Increased sympathetic activation in idiopathic orthostatic intolerance: role of systemic adrenoreceptor sensitivity


  • J. Jordan
  • J.R. Shannon
  • A. Diedrich
  • B.K. Black
  • D. Robertson


  • Hypertension


  • Hypertension 39 (1): 173-178

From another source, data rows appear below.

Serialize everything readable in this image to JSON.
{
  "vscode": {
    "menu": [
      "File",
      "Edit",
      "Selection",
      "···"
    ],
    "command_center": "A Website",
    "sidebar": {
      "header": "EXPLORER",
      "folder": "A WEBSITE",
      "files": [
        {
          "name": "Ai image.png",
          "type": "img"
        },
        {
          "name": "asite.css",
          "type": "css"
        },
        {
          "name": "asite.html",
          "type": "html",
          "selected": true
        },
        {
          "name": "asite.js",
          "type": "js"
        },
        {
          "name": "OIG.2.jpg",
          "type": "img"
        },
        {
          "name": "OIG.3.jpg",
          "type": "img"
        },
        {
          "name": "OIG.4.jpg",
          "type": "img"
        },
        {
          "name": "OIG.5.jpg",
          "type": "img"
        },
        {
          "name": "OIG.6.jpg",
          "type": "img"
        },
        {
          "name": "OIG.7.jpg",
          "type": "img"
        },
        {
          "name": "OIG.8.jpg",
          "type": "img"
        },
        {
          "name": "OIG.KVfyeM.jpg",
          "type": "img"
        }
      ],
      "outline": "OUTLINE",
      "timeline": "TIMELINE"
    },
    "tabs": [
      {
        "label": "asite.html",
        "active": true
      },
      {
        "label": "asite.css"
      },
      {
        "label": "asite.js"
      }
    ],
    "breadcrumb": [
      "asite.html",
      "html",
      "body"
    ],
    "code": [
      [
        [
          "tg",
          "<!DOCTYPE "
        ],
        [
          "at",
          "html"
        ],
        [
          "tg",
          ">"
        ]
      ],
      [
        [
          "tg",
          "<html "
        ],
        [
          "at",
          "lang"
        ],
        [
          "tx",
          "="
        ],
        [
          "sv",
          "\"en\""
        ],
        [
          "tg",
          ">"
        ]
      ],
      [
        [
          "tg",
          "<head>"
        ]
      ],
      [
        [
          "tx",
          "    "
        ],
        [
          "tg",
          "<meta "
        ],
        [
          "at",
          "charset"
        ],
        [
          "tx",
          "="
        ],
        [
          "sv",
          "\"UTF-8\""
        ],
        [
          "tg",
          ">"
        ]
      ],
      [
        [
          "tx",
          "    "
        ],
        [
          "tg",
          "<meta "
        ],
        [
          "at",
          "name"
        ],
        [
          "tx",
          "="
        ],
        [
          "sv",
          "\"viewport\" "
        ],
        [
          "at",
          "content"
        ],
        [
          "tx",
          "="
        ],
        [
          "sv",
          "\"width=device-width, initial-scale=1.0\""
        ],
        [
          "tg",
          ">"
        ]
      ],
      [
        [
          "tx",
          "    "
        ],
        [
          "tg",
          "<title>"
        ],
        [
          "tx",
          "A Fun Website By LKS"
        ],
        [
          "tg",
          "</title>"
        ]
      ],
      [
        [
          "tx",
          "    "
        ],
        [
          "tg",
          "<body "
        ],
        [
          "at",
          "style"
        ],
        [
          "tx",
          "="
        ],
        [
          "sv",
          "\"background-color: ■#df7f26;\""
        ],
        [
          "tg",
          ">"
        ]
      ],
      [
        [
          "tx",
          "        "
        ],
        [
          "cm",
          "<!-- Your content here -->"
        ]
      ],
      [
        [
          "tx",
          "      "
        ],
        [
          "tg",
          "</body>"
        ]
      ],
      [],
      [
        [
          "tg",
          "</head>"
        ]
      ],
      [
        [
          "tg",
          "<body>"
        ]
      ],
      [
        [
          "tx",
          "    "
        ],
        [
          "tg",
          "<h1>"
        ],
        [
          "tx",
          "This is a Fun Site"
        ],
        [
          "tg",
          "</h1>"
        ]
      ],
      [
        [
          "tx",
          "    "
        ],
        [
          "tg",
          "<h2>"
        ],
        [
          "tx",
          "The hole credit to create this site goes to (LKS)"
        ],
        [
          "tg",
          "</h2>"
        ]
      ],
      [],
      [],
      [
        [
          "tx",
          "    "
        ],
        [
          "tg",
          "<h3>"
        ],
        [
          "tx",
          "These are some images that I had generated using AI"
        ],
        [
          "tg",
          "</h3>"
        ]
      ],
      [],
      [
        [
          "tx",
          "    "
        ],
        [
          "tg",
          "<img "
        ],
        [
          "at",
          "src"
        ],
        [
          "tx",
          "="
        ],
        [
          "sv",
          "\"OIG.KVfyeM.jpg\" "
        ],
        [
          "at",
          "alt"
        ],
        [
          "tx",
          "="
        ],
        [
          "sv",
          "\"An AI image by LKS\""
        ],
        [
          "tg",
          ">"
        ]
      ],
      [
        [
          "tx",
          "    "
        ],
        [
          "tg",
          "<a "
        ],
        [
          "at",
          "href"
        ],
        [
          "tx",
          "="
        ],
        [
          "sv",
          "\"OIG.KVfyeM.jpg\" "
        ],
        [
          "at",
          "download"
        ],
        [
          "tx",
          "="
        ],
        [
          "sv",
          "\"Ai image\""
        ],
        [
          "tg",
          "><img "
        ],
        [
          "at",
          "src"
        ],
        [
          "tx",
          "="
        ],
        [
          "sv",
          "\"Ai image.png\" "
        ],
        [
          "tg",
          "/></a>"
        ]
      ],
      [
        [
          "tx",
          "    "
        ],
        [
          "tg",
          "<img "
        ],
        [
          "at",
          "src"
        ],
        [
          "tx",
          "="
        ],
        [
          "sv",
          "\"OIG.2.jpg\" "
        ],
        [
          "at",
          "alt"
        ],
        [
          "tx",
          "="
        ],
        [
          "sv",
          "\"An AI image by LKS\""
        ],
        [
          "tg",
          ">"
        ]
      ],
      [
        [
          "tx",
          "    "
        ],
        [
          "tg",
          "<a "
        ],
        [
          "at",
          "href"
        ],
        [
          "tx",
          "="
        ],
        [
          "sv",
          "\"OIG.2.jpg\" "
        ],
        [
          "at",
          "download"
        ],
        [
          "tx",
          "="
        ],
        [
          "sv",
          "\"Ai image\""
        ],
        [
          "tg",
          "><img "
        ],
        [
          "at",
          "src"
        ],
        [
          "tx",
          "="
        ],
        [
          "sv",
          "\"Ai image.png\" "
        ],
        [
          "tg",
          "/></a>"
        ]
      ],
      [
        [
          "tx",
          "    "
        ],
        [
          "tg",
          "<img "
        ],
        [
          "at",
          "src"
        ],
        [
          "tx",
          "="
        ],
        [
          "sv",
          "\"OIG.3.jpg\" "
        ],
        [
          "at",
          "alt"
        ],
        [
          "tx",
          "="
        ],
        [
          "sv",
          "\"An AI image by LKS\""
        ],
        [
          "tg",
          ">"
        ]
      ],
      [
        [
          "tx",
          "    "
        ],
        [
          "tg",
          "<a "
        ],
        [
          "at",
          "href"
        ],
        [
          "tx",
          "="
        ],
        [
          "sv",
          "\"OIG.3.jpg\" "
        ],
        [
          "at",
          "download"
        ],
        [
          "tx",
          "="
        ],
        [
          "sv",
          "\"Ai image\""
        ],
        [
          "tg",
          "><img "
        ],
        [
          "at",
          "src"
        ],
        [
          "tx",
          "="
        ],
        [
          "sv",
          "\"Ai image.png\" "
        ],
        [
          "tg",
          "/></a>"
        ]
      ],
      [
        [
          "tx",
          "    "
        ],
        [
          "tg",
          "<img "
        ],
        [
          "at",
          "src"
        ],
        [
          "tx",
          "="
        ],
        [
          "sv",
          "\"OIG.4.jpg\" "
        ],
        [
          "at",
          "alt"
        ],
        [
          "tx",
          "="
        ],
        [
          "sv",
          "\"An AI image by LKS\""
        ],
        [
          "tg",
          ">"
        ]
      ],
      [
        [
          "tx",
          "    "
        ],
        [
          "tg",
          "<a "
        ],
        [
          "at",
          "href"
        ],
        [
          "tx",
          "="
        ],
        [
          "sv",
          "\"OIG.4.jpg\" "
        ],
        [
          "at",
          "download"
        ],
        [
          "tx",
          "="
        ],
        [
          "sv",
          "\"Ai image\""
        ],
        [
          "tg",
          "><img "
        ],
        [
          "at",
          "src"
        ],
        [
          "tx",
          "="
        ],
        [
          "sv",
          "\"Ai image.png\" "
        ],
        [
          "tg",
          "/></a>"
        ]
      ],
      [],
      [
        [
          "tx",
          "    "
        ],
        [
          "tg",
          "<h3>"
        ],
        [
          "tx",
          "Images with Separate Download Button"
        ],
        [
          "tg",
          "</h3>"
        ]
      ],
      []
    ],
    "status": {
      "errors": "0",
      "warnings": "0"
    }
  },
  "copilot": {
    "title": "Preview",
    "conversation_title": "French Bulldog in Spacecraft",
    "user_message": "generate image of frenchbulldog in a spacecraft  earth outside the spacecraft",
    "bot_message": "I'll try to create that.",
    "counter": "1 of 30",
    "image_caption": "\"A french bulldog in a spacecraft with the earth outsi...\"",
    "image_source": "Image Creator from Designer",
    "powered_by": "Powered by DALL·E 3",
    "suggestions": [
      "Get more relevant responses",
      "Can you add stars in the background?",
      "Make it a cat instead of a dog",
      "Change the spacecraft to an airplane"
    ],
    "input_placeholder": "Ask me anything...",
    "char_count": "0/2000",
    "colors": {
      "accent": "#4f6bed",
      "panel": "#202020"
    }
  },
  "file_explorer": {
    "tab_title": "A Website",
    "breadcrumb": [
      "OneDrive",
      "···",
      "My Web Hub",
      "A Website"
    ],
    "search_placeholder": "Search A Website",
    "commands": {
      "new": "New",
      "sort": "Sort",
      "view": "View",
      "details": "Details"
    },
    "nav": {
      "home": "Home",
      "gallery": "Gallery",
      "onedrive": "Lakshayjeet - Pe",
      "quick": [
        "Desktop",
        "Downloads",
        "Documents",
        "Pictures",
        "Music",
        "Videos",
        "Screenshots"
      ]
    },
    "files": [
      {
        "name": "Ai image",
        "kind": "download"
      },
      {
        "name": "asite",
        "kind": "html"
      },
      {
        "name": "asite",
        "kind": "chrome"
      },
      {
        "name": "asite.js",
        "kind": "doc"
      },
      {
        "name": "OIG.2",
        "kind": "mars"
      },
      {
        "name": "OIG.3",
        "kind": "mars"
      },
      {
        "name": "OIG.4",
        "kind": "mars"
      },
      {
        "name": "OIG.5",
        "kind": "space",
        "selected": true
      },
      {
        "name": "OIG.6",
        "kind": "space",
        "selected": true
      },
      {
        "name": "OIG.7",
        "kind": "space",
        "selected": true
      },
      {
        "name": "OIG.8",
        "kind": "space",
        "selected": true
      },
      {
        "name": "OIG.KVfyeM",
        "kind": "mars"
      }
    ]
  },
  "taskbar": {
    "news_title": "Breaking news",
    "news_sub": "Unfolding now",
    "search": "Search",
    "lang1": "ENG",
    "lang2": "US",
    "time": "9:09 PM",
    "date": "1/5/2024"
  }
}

  • Idiopathic orthostatic intolerance (OI) is characterized by adrenergic symptoms with standing. Changes in central sympathetic tone or in adrenoreceptor sensitivity could contribute to this syndrome. In OI patients and control subjects, we determined heart rate (HR) and systolic blood pressure (SBP) changes after incremental bolus doses of isoproterenol and phenylephrine before and during ganglionic blockade with trimethaphan. SBP decreased by 17+/-1.6 mm Hg in patients and 3.9+/-3.8 mm Hg in control subjects (P<0.01) with trimethaphan. Patients with a larger decrease (28+/-3.8 mm Hg, n=7) in SBP with trimethaphan had greater supine SBP and supine and upright plasma norepinephrine levels than did patients with a lesser decrease (3.0+/-3.0 mm Hg, n=7) in SBP. Supine and orthostatic HRs were similar for the groups. The majority of patients had a normal HR response to isoproterenol before and during ganglionic blockade. Phenylephrine increased SBP similarly in patients and control subjects before and during blockade. Sympathetic support is increased in a subgroup of OI patients. Hyperadrenergic and nonhyperadrenergic subgroups have similar degrees of orthostatic tachycardia. Our findings suggest that the hyperadrenergic features of OI cannot be completely explained by systemic hypersensitivity of postsynaptic alpha(1)- and beta-adrenoreceptors but rather originates in enhanced sympathetic activation.